The CPF, understood to be the world’s largest semisubmersible, was officially launched from the offshore floating dock at the Samsung Heavy Industries shipyard in Geoje, South Korea, where it has been under construction since 2013.

Inpex Australia president director Australia Seiya Ito said the successful launch was one of the project’s most significant achievements.

“To see this enormous facility in the water is a testament to those who have worked for years to make it a reality,” Ito said.

“This milestone is a clear demonstration that the Ichthys LNG project is making good progress and that we are working in an excellent spirit of cooperation with our Korean contractors.”

Ichthys project managing director Louis Bon said the operation was completed within two days in safe conditions.

“The CPF is now berthed quayside at the shipyard where work is continuing to lift and install the living quarters and integrate and commission all equipment in preparation for the CPF’s sail away,” he said.

“All teams are working together in a very efficient manner to achieve our next targets.”
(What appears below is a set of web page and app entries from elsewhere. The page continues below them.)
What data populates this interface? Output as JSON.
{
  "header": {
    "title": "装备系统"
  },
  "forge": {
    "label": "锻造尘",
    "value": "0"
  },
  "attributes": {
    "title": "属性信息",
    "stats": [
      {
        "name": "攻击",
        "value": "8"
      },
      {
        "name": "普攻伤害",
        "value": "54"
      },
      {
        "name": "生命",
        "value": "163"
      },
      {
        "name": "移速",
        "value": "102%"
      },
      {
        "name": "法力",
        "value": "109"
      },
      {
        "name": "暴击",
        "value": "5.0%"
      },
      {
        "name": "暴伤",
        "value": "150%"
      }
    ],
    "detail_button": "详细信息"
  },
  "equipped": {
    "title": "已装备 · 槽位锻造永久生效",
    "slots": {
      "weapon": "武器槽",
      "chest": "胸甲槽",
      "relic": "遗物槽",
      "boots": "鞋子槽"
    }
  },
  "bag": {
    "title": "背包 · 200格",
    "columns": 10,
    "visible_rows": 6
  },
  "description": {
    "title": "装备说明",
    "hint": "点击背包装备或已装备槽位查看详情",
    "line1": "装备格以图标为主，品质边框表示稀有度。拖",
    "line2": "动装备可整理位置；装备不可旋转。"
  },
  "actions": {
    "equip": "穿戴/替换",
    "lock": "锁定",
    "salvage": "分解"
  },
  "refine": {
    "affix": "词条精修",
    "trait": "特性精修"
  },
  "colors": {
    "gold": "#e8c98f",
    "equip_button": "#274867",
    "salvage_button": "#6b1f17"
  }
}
Once completed, the CPF will be towed 5,600 km to the Ichthys Field in the Browse Basin, offshore Western Australia, where it will be permanently moored for about 40 years by 40,000 t of chain secured to about 20,000 t of foundation piles.

The Ichthys project is a joint venture between Inpex, French major Total and the Australian subsidiaries of Tokyo Gas, Osaka Gas, Chubu Electric Power and Toho Gas.

Along with announcing a 10 percent project cost blowout to $US37.4 billion, Inpex recently lifted the anticipated annual LNG production capacity for the two-train project from 8.4 Mtpa to 8.9 Mtpa.